(Records contained in a dataset)

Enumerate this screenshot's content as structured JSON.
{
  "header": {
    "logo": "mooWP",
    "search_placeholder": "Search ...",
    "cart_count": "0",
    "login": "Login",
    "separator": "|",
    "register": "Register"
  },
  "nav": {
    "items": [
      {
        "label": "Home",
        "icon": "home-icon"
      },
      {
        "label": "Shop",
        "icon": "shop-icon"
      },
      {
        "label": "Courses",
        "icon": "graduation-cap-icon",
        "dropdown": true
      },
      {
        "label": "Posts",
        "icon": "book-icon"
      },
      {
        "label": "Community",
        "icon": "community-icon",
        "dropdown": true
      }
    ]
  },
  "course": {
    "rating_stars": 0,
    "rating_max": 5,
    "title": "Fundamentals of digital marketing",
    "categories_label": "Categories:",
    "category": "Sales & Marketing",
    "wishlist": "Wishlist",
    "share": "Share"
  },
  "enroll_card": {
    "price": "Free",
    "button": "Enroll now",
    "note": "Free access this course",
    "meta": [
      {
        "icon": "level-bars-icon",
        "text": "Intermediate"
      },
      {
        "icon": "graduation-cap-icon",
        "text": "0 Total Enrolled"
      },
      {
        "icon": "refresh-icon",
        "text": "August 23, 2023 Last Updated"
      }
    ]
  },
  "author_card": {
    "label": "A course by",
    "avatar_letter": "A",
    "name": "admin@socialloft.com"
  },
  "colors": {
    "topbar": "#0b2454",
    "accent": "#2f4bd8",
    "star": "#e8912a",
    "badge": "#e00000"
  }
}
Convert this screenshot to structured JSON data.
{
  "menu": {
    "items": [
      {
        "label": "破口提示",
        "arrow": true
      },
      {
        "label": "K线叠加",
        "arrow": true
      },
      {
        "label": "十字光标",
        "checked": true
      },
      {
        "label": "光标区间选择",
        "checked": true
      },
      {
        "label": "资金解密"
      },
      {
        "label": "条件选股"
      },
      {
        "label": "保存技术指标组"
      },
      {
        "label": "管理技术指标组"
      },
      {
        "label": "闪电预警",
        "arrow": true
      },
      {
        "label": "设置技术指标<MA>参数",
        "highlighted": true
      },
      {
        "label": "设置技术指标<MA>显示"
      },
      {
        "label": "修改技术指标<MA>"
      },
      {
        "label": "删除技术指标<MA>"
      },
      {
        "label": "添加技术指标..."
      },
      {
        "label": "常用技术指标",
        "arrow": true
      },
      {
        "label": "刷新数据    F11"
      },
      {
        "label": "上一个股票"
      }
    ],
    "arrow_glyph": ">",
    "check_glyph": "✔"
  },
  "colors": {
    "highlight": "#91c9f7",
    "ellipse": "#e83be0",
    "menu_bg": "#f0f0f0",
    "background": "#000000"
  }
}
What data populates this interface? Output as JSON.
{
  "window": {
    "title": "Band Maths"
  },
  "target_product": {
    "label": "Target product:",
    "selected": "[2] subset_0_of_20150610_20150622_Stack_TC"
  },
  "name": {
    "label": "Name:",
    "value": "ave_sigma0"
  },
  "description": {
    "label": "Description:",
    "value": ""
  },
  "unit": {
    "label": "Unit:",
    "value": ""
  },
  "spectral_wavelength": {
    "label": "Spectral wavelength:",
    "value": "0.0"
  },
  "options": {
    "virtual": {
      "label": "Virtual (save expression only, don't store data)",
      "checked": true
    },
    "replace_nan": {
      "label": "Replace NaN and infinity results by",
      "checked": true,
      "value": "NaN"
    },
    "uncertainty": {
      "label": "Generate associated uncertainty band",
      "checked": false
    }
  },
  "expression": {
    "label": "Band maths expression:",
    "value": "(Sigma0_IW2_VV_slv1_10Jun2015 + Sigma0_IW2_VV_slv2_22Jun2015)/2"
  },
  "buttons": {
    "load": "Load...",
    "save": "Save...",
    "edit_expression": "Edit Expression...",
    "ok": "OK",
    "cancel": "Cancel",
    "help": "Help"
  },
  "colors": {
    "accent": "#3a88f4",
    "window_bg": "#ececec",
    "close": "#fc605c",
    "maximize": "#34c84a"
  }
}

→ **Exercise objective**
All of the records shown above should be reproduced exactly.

→ **Result of this task**
Enumerate this screenshot's content as structured JSON.
{
  "header": {
    "logo": "mooWP",
    "search_placeholder": "Search ...",
    "cart_count": "0",
    "login": "Login",
    "separator": "|",
    "register": "Register"
  },
  "nav": {
    "items": [
      {
        "label": "Home",
        "icon": "home-icon"
      },
      {
        "label": "Shop",
        "icon": "shop-icon"
      },
      {
        "label": "Courses",
        "icon": "graduation-cap-icon",
        "dropdown": true
      },
      {
        "label": "Posts",
        "icon": "book-icon"
      },
      {
        "label": "Community",
        "icon": "community-icon",
        "dropdown": true
      }
    ]
  },
  "course": {
    "rating_stars": 0,
    "rating_max": 5,
    "title": "Fundamentals of digital marketing",
    "categories_label": "Categories:",
    "category": "Sales & Marketing",
    "wishlist": "Wishlist",
    "share": "Share"
  },
  "enroll_card": {
    "price": "Free",
    "button": "Enroll now",
    "note": "Free access this course",
    "meta": [
      {
        "icon": "level-bars-icon",
        "text": "Intermediate"
      },
      {
        "icon": "graduation-cap-icon",
        "text": "0 Total Enrolled"
      },
      {
        "icon": "refresh-icon",
        "text": "August 23, 2023 Last Updated"
      }
    ]
  },
  "author_card": {
    "label": "A course by",
    "avatar_letter": "A",
    "name": "admin@socialloft.com"
  },
  "colors": {
    "topbar": "#0b2454",
    "accent": "#2f4bd8",
    "star": "#e8912a",
    "badge": "#e00000"
  }
}
Convert this screenshot to structured JSON data.
{
  "menu": {
    "items": [
      {
        "label": "破口提示",
        "arrow": true
      },
      {
        "label": "K线叠加",
        "arrow": true
      },
      {
        "label": "十字光标",
        "checked": true
      },
      {
        "label": "光标区间选择",
        "checked": true
      },
      {
        "label": "资金解密"
      },
      {
        "label": "条件选股"
      },
      {
        "label": "保存技术指标组"
      },
      {
        "label": "管理技术指标组"
      },
      {
        "label": "闪电预警",
        "arrow": true
      },
      {
        "label": "设置技术指标<MA>参数",
        "highlighted": true
      },
      {
        "label": "设置技术指标<MA>显示"
      },
      {
        "label": "修改技术指标<MA>"
      },
      {
        "label": "删除技术指标<MA>"
      },
      {
        "label": "添加技术指标..."
      },
      {
        "label": "常用技术指标",
        "arrow": true
      },
      {
        "label": "刷新数据    F11"
      },
      {
        "label": "上一个股票"
      }
    ],
    "arrow_glyph": ">",
    "check_glyph": "✔"
  },
  "colors": {
    "highlight": "#91c9f7",
    "ellipse": "#e83be0",
    "menu_bg": "#f0f0f0",
    "background": "#000000"
  }
}
What data populates this interface? Output as JSON.
{
  "window": {
    "title": "Band Maths"
  },
  "target_product": {
    "label": "Target product:",
    "selected": "[2] subset_0_of_20150610_20150622_Stack_TC"
  },
  "name": {
    "label": "Name:",
    "value": "ave_sigma0"
  },
  "description": {
    "label": "Description:",
    "value": ""
  },
  "unit": {
    "label": "Unit:",
    "value": ""
  },
  "spectral_wavelength": {
    "label": "Spectral wavelength:",
    "value": "0.0"
  },
  "options": {
    "virtual": {
      "label": "Virtual (save expression only, don't store data)",
      "checked": true
    },
    "replace_nan": {
      "label": "Replace NaN and infinity results by",
      "checked": true,
      "value": "NaN"
    },
    "uncertainty": {
      "label": "Generate associated uncertainty band",
      "checked": false
    }
  },
  "expression": {
    "label": "Band maths expression:",
    "value": "(Sigma0_IW2_VV_slv1_10Jun2015 + Sigma0_IW2_VV_slv2_22Jun2015)/2"
  },
  "buttons": {
    "load": "Load...",
    "save": "Save...",
    "edit_expression": "Edit Expression...",
    "ok": "OK",
    "cancel": "Cancel",
    "help": "Help"
  },
  "colors": {
    "accent": "#3a88f4",
    "window_bg": "#ececec",
    "close": "#fc605c",
    "maximize": "#34c84a"
  }
}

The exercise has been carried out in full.